(Data about app and page elements)
=== Section Start ===
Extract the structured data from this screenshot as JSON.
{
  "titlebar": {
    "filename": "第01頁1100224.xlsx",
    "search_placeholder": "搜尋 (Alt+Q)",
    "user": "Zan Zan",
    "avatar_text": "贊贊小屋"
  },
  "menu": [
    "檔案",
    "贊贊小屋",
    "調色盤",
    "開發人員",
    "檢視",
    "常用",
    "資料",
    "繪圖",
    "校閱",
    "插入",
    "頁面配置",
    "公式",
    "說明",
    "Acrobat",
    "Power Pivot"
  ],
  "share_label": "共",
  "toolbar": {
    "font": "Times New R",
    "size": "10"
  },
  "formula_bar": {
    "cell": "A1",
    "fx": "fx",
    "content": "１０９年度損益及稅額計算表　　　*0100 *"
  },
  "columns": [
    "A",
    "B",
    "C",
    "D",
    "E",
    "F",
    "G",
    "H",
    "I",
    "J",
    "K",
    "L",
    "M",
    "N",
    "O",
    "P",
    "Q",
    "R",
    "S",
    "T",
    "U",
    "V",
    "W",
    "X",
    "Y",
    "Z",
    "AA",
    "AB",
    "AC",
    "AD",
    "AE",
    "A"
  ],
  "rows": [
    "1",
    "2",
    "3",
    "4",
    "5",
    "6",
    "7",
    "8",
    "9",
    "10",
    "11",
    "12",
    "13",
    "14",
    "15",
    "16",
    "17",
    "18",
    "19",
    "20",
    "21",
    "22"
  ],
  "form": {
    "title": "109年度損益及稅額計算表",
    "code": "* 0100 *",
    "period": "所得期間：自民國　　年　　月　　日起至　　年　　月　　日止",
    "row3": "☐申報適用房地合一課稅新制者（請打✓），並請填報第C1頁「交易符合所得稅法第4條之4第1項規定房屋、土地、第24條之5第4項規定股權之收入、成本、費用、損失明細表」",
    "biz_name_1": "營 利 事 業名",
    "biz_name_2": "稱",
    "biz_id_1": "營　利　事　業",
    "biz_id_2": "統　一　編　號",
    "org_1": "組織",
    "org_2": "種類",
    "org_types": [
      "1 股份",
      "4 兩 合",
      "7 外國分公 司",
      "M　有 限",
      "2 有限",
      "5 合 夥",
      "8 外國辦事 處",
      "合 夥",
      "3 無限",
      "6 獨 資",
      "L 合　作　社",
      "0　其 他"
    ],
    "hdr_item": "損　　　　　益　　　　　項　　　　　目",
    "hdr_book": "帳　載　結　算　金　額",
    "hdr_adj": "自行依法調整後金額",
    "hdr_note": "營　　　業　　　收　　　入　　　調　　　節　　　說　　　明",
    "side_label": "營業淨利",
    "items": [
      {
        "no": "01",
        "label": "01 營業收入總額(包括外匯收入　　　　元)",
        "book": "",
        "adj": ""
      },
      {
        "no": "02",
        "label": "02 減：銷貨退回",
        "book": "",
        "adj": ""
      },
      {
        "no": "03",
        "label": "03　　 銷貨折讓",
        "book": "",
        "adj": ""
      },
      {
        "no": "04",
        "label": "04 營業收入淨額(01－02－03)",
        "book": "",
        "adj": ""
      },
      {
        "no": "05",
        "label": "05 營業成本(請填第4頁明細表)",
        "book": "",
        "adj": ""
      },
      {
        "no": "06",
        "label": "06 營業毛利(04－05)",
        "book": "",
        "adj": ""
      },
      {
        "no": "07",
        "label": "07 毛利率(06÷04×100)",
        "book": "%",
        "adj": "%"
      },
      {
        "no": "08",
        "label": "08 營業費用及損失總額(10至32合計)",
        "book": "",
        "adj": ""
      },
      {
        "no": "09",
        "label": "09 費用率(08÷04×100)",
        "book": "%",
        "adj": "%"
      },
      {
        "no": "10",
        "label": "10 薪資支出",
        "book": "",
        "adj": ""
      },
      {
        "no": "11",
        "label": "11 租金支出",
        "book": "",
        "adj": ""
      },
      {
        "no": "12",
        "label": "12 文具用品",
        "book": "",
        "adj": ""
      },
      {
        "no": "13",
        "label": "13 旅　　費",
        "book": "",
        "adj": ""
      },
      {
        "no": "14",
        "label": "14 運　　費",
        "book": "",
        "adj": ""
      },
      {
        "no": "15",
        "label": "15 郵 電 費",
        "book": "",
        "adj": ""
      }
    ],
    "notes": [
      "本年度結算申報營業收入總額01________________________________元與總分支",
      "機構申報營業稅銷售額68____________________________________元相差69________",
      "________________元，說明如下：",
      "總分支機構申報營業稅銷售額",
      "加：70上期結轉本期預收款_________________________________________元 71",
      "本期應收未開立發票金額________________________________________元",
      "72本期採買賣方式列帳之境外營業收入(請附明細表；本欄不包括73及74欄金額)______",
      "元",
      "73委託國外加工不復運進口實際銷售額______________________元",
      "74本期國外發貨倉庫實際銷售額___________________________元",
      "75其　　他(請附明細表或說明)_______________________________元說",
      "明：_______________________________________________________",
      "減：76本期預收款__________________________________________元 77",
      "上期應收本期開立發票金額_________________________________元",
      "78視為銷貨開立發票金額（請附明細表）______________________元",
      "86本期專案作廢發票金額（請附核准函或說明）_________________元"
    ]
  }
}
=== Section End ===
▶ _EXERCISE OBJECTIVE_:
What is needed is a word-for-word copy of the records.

▶ _ANSWER TO THE PROBLEM_:
Extract the structured data from this screenshot as JSON.
{
  "titlebar": {
    "filename": "第01頁1100224.xlsx",
    "search_placeholder": "搜尋 (Alt+Q)",
    "user": "Zan Zan",
    "avatar_text": "贊贊小屋"
  },
  "menu": [
    "檔案",
    "贊贊小屋",
    "調色盤",
    "開發人員",
    "檢視",
    "常用",
    "資料",
    "繪圖",
    "校閱",
    "插入",
    "頁面配置",
    "公式",
    "說明",
    "Acrobat",
    "Power Pivot"
  ],
  "share_label": "共",
  "toolbar": {
    "font": "Times New R",
    "size": "10"
  },
  "formula_bar": {
    "cell": "A1",
    "fx": "fx",
    "content": "１０９年度損益及稅額計算表　　　*0100 *"
  },
  "columns": [
    "A",
    "B",
    "C",
    "D",
    "E",
    "F",
    "G",
    "H",
    "I",
    "J",
    "K",
    "L",
    "M",
    "N",
    "O",
    "P",
    "Q",
    "R",
    "S",
    "T",
    "U",
    "V",
    "W",
    "X",
    "Y",
    "Z",
    "AA",
    "AB",
    "AC",
    "AD",
    "AE",
    "A"
  ],
  "rows": [
    "1",
    "2",
    "3",
    "4",
    "5",
    "6",
    "7",
    "8",
    "9",
    "10",
    "11",
    "12",
    "13",
    "14",
    "15",
    "16",
    "17",
    "18",
    "19",
    "20",
    "21",
    "22"
  ],
  "form": {
    "title": "109年度損益及稅額計算表",
    "code": "* 0100 *",
    "period": "所得期間：自民國　　年　　月　　日起至　　年　　月　　日止",
    "row3": "☐申報適用房地合一課稅新制者（請打✓），並請填報第C1頁「交易符合所得稅法第4條之4第1項規定房屋、土地、第24條之5第4項規定股權之收入、成本、費用、損失明細表」",
    "biz_name_1": "營 利 事 業名",
    "biz_name_2": "稱",
    "biz_id_1": "營　利　事　業",
    "biz_id_2": "統　一　編　號",
    "org_1": "組織",
    "org_2": "種類",
    "org_types": [
      "1 股份",
      "4 兩 合",
      "7 外國分公 司",
      "M　有 限",
      "2 有限",
      "5 合 夥",
      "8 外國辦事 處",
      "合 夥",
      "3 無限",
      "6 獨 資",
      "L 合　作　社",
      "0　其 他"
    ],
    "hdr_item": "損　　　　　益　　　　　項　　　　　目",
    "hdr_book": "帳　載　結　算　金　額",
    "hdr_adj": "自行依法調整後金額",
    "hdr_note": "營　　　業　　　收　　　入　　　調　　　節　　　說　　　明",
    "side_label": "營業淨利",
    "items": [
      {
        "no": "01",
        "label": "01 營業收入總額(包括外匯收入　　　　元)",
        "book": "",
        "adj": ""
      },
      {
        "no": "02",
        "label": "02 減：銷貨退回",
        "book": "",
        "adj": ""
      },
      {
        "no": "03",
        "label": "03　　 銷貨折讓",
        "book": "",
        "adj": ""
      },
      {
        "no": "04",
        "label": "04 營業收入淨額(01－02－03)",
        "book": "",
        "adj": ""
      },
      {
        "no": "05",
        "label": "05 營業成本(請填第4頁明細表)",
        "book": "",
        "adj": ""
      },
      {
        "no": "06",
        "label": "06 營業毛利(04－05)",
        "book": "",
        "adj": ""
      },
      {
        "no": "07",
        "label": "07 毛利率(06÷04×100)",
        "book": "%",
        "adj": "%"
      },
      {
        "no": "08",
        "label": "08 營業費用及損失總額(10至32合計)",
        "book": "",
        "adj": ""
      },
      {
        "no": "09",
        "label": "09 費用率(08÷04×100)",
        "book": "%",
        "adj": "%"
      },
      {
        "no": "10",
        "label": "10 薪資支出",
        "book": "",
        "adj": ""
      },
      {
        "no": "11",
        "label": "11 租金支出",
        "book": "",
        "adj": ""
      },
      {
        "no": "12",
        "label": "12 文具用品",
        "book": "",
        "adj": ""
      },
      {
        "no": "13",
        "label": "13 旅　　費",
        "book": "",
        "adj": ""
      },
      {
        "no": "14",
        "label": "14 運　　費",
        "book": "",
        "adj": ""
      },
      {
        "no": "15",
        "label": "15 郵 電 費",
        "book": "",
        "adj": ""
      }
    ],
    "notes": [
      "本年度結算申報營業收入總額01________________________________元與總分支",
      "機構申報營業稅銷售額68____________________________________元相差69________",
      "________________元，說明如下：",
      "總分支機構申報營業稅銷售額",
      "加：70上期結轉本期預收款_________________________________________元 71",
      "本期應收未開立發票金額________________________________________元",
      "72本期採買賣方式列帳之境外營業收入(請附明細表；本欄不包括73及74欄金額)______",
      "元",
      "73委託國外加工不復運進口實際銷售額______________________元",
      "74本期國外發貨倉庫實際銷售額___________________________元",
      "75其　　他(請附明細表或說明)_______________________________元說",
      "明：_______________________________________________________",
      "減：76本期預收款__________________________________________元 77",
      "上期應收本期開立發票金額_________________________________元",
      "78視為銷貨開立發票金額（請附明細表）______________________元",
      "86本期專案作廢發票金額（請附核准函或說明）_________________元"
    ]
  }
}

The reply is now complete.